« Reply #49 on: November 04, 2014, 12:30:09 AM »
What is worse: erring on the side of least drama or erring on the side of most drama? Even IPCC now says that the risks of mitigating too little are much greater than mitigating too much. In the 9 degrees thread Anderegg et al 2014 on type 1 and 2 errors was referred to. What's your view on this?


I extensively quoted that paper just above (http://forum.arctic-sea-ice.net/index.php/topic,1053.msg39197.html#msg39197).


Michael Hauber's response:

I feel the IPCC message for the average case of temperature projections, and even sea ice projections is about right (and yes I left sea level rise out there lol).  My personal view is that the average and most likely case for climate change is not something to be strongly worried about - from a human welfare point of view (unless we get unlucky with a climate change induced war or something).  Very different if you hold strong natural conservation ethics as I think dramatic ecological disruption is highly likely. 

However the possibility of upper range consequences is a serious concern.  I don't think we can totally rule out possibilities were the majority of the earth becomes uninhabitable to man.  I think such a possibility is unlikely, and that no one has shown a scenario I find convincing where things go really haywire and something along the lines of a runaway clathrate melt down happens.  But I haven't seen anything that nicely rules it out either.  As the IPCC says - it is 'likely' that climate sensitivity is 1.5-4.5.  Which means a 15% chance that sensitivity is above 4.5.  I don't like those odds at all when we are talking about the future habitability of planet earth.

But how do you discuss such a belief in a reasonable way with anyone?  Some people are convinced that global warming will be much less than the IPCC project.  Others seem to be convinced that the warming will be in the upper range.  The idea that warming could be anywhere between 'not particularly scary' and 'horrendous' seems to be one of the least popular beliefs out there.



If this isn't trollish, I don't know what is. The False Equivalency here stinks.
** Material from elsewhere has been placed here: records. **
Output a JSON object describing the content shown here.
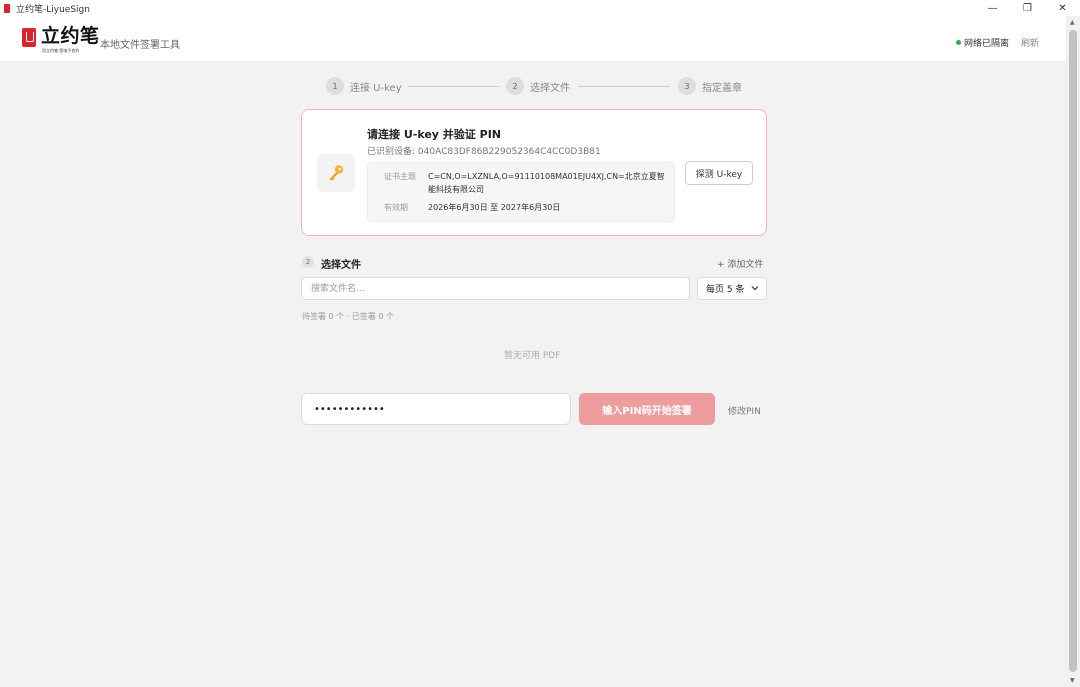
{
  "window": {
    "title": "立约笔-LiyueSign",
    "minimize_glyph": "—",
    "restore_glyph": "❐",
    "close_glyph": "✕"
  },
  "header": {
    "logo_text": "立约笔",
    "logo_tagline": "用立约笔·签电子合约",
    "subtitle": "本地文件签署工具",
    "network_status": "网络已隔离",
    "network_status_color": "#2bb24c",
    "refresh_label": "刷新"
  },
  "steps": [
    {
      "num": "1",
      "label": "连接 U-key"
    },
    {
      "num": "2",
      "label": "选择文件"
    },
    {
      "num": "3",
      "label": "指定盖章"
    }
  ],
  "ukey_card": {
    "icon": "key-icon",
    "title": "请连接 U-key 并验证 PIN",
    "device_label": "已识别设备:",
    "device_id": "040AC83DF86B229052364C4CC0D3B81",
    "cert": {
      "subject_label": "证书主题",
      "subject_value": "C=CN,O=LXZNLA,O=91110108MA01EJU4XJ,CN=北京立夏智能科技有限公司",
      "validity_label": "有效期",
      "validity_value": "2026年6月30日 至 2027年6月30日"
    },
    "probe_button": "探测 U-key",
    "border_color": "#f1b6b9"
  },
  "file_section": {
    "num": "2",
    "title": "选择文件",
    "add_file": "+ 添加文件",
    "search_placeholder": "搜索文件名...",
    "page_size_selected": "每页 5 条",
    "counts": "待签署 0 个 · 已签署 0 个",
    "empty_text": "暂无可用 PDF"
  },
  "pin": {
    "value": "••••••••••••",
    "sign_button": "输入PIN码开始签署",
    "sign_button_color": "#ee9d9f",
    "change_pin": "修改PIN"
  },
  "colors": {
    "brand": "#d9232e",
    "background": "#f2f2f2"
  }
}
Especially if you have "strong conservation ethics", like not killing millions of people.